ABOUT THIS EXERCISE: List, from the lines below, each one with "popularity" in it.

Items from an interface collection

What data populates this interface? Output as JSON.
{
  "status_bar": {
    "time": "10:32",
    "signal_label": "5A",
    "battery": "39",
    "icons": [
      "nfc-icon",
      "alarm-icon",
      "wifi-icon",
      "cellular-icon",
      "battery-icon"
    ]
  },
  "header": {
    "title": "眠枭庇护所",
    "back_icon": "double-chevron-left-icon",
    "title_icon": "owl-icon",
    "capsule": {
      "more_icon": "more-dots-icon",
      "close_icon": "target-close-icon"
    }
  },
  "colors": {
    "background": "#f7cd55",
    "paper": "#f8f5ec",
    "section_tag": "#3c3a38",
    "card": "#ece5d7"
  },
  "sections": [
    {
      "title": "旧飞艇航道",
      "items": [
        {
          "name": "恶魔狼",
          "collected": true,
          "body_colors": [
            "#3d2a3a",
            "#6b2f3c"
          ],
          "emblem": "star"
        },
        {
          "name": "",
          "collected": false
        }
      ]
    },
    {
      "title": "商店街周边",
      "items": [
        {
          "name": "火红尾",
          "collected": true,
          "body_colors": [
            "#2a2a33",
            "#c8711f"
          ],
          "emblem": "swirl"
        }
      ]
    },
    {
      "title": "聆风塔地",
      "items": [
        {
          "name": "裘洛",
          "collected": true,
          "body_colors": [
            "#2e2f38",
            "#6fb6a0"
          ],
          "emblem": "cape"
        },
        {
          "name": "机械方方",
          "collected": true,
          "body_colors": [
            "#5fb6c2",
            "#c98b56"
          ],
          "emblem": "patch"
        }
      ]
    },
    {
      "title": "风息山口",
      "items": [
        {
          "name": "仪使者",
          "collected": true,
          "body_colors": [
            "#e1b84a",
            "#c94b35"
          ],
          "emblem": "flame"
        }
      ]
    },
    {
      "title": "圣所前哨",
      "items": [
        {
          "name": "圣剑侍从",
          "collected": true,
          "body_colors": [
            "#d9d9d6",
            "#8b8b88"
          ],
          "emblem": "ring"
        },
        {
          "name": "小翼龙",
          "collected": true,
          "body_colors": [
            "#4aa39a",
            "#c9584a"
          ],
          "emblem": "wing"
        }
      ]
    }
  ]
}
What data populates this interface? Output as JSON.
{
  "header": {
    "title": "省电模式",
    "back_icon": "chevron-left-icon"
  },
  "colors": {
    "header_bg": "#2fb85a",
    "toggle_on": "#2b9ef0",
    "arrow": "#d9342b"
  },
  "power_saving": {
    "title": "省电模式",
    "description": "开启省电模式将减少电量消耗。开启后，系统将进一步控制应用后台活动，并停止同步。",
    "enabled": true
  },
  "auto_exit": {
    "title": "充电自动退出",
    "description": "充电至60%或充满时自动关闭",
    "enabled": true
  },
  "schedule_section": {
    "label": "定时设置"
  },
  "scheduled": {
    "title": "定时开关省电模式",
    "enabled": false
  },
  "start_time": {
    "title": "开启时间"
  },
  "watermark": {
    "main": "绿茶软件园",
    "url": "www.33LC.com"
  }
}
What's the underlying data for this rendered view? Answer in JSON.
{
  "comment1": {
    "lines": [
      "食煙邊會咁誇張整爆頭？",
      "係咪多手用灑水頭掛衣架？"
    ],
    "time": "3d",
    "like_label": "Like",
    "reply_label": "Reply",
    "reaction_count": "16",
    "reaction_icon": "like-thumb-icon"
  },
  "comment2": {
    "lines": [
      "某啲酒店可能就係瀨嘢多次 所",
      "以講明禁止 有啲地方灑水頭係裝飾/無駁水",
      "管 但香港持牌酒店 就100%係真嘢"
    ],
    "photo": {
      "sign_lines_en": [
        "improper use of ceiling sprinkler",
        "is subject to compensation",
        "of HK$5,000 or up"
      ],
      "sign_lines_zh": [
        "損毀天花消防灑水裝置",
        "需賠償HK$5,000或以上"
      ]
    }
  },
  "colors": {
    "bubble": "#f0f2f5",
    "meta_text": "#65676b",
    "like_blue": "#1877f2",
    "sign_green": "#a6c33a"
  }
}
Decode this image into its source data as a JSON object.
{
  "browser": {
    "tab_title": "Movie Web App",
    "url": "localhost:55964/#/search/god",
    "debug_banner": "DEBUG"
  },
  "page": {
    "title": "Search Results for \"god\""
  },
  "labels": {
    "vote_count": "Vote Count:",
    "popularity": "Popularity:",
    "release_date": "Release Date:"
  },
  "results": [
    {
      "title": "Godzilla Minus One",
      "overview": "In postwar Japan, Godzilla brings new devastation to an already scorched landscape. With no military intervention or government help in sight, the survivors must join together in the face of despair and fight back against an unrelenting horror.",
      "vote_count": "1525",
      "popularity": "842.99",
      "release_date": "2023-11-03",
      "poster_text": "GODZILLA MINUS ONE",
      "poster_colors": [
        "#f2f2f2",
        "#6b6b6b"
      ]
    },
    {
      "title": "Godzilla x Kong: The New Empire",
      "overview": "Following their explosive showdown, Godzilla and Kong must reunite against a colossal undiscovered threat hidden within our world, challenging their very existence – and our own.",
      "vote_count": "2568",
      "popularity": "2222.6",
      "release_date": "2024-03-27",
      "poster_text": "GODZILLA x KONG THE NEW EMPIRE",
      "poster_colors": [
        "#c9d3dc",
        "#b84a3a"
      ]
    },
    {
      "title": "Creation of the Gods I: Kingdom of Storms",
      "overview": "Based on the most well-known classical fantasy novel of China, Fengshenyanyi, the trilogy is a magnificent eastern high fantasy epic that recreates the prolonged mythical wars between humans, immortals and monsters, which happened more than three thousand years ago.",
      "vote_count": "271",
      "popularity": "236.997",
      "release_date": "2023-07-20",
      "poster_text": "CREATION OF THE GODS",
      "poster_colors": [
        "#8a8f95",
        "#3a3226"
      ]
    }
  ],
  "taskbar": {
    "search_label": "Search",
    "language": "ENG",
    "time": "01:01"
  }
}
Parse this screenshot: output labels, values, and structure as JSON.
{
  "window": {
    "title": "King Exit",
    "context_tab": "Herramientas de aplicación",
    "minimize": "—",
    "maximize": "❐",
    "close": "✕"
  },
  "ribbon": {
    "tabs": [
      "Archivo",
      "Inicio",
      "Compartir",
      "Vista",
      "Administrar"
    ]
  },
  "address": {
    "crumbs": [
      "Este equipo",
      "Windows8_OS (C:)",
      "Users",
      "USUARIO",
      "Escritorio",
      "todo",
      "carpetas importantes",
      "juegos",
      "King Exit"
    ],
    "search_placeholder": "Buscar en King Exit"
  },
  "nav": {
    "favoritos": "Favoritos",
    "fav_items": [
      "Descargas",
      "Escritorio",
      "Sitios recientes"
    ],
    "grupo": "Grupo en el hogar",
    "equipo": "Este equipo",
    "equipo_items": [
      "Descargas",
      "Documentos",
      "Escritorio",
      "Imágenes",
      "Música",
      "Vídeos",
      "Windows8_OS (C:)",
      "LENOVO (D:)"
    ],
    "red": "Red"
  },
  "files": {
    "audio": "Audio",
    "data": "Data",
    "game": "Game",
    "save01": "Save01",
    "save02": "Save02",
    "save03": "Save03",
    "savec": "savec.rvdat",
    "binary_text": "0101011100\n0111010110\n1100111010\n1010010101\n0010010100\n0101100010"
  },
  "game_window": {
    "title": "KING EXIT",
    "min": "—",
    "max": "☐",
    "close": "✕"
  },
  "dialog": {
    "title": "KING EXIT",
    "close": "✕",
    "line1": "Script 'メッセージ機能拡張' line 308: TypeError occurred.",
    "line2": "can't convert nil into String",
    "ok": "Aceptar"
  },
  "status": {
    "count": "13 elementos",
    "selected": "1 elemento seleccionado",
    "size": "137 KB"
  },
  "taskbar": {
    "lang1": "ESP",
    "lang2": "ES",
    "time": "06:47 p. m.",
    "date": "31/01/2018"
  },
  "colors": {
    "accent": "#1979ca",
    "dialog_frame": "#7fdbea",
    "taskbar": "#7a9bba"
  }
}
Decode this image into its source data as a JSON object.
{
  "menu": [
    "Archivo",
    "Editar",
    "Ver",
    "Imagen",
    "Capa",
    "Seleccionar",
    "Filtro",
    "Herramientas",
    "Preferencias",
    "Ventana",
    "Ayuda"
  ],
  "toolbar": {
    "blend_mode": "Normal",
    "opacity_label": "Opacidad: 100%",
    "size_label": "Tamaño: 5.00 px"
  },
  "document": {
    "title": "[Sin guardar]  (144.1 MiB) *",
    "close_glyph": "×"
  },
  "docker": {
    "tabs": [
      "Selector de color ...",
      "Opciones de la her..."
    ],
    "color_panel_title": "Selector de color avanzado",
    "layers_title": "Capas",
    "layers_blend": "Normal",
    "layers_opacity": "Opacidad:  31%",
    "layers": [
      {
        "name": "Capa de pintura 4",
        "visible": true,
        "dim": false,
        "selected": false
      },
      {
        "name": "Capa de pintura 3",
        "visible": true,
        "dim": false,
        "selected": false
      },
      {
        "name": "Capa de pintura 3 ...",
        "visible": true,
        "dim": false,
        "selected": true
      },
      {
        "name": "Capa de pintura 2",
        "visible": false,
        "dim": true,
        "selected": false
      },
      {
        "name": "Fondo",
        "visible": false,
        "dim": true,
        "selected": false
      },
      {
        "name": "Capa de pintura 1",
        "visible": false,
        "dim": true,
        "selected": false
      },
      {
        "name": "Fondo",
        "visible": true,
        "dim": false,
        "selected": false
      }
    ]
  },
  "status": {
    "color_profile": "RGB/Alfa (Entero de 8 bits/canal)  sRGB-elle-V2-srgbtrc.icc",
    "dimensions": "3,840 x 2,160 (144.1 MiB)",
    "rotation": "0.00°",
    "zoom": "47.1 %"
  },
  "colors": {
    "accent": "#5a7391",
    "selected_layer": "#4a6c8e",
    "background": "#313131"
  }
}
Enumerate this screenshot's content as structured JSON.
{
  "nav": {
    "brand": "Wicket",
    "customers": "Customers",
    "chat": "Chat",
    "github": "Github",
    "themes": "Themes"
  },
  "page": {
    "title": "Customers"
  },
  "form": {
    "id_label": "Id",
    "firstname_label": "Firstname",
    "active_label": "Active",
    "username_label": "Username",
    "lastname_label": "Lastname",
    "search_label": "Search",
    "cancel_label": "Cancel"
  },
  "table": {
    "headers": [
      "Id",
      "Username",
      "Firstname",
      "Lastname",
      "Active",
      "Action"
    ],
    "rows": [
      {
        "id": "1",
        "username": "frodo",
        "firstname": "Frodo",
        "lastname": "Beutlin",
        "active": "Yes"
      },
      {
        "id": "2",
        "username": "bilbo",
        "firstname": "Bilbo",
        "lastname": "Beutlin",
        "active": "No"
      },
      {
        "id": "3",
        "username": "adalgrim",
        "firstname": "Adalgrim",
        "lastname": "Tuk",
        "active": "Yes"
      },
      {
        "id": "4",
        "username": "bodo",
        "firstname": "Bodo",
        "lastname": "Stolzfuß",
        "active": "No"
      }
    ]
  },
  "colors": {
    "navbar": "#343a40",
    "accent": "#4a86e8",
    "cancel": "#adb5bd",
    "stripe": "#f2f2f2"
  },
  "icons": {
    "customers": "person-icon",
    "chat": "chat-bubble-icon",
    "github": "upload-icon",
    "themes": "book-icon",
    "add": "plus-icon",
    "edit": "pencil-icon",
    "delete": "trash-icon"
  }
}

RESULT:
    "popularity": "Popularity:",
      "popularity": "842.99",
      "popularity": "2222.6",
      "popularity": "236.997",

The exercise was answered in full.